* [Data records]:

---+---

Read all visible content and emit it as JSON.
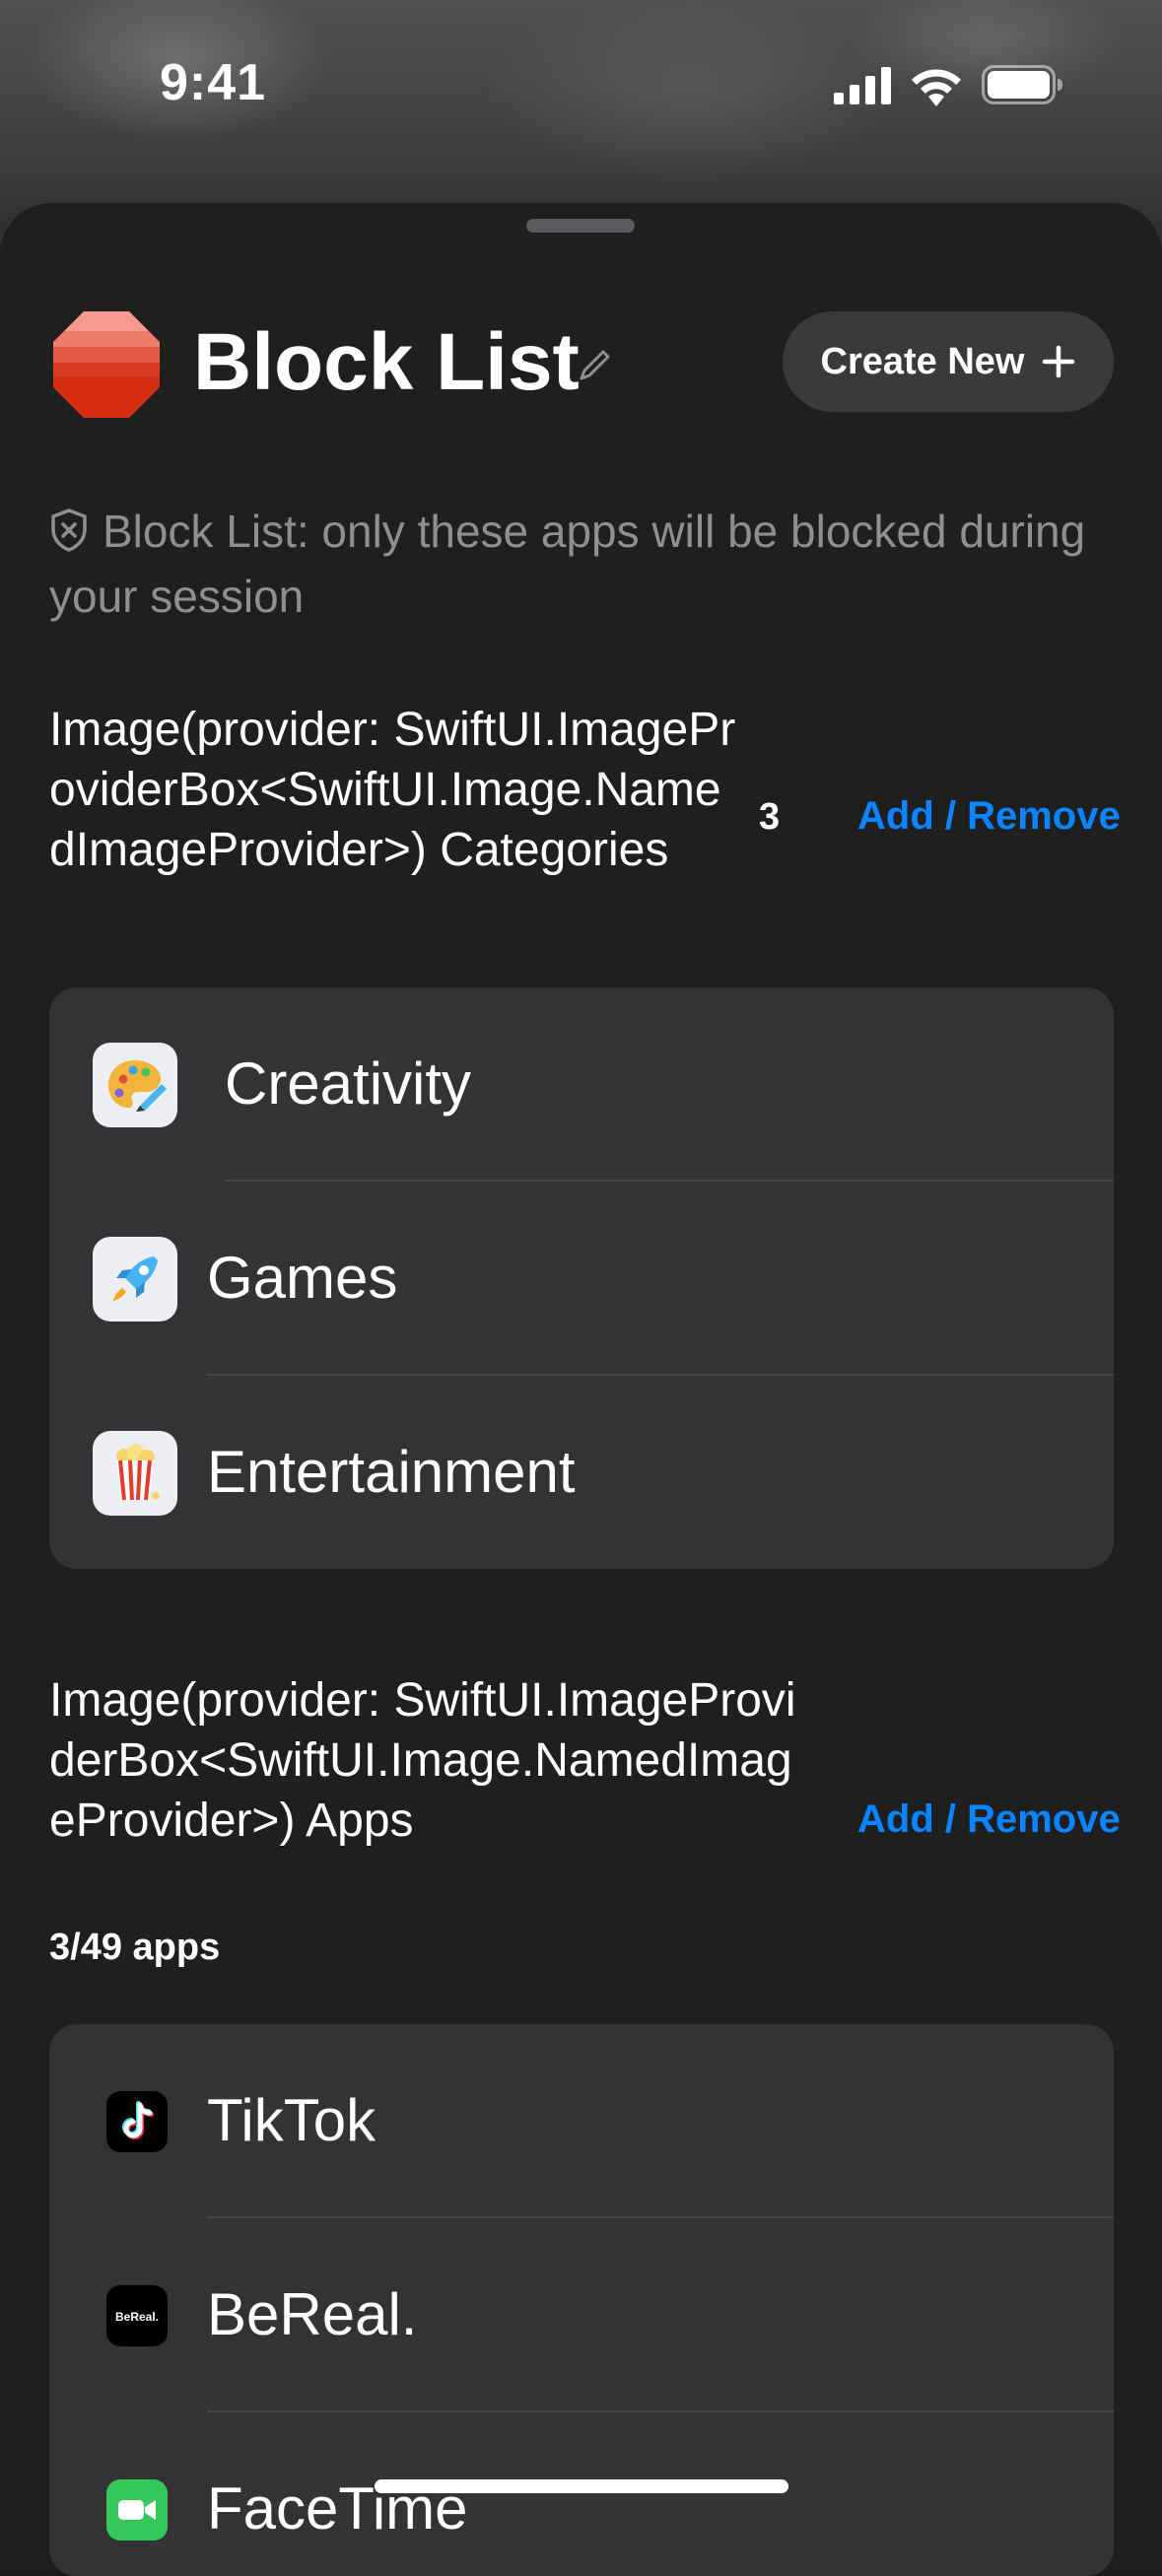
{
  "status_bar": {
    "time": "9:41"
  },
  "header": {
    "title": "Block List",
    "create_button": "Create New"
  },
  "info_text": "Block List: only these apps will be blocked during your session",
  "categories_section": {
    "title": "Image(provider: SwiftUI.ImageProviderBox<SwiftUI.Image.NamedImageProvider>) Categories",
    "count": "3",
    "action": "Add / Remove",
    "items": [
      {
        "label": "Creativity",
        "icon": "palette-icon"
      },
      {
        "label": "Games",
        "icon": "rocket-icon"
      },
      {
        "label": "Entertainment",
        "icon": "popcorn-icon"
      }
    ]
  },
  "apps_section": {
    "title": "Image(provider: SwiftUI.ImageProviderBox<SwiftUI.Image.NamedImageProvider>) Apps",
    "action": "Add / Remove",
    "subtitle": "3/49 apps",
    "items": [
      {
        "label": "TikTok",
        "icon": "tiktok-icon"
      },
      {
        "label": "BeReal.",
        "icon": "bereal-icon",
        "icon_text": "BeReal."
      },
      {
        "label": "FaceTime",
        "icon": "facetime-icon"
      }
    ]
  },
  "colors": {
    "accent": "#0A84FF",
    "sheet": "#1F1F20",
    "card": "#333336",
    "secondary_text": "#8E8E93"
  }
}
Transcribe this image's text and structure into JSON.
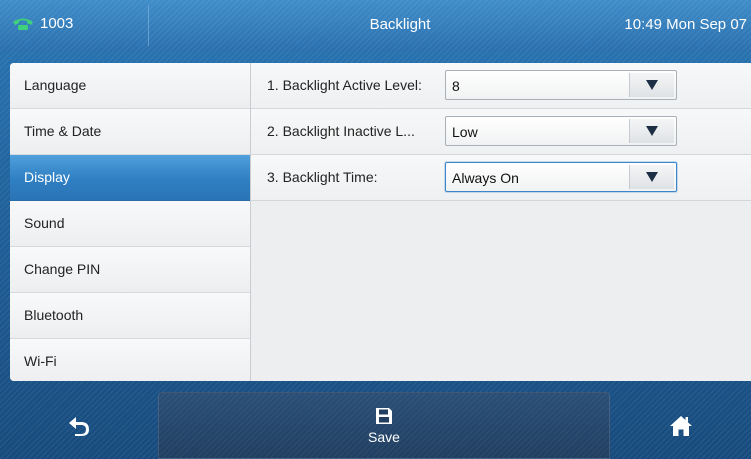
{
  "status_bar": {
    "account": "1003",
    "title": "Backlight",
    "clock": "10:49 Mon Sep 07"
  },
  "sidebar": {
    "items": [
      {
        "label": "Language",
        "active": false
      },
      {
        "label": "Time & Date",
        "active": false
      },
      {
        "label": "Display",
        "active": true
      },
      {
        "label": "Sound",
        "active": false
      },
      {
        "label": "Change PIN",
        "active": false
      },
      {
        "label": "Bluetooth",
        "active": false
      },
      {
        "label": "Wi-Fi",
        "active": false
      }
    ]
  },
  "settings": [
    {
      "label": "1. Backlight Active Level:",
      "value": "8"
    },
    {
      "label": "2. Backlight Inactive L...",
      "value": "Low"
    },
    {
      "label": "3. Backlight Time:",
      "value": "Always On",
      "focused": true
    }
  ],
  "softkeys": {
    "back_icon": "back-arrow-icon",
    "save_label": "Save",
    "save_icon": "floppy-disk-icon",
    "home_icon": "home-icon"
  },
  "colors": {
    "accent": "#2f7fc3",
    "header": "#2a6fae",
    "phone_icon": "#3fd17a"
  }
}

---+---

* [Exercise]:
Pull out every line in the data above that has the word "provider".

* [Exercise result]:
    "title": "Image(provider: SwiftUI.ImageProviderBox<SwiftUI.Image.NamedImageProvider>) Categories",
    "title": "Image(provider: SwiftUI.ImageProviderBox<SwiftUI.Image.NamedImageProvider>) Apps",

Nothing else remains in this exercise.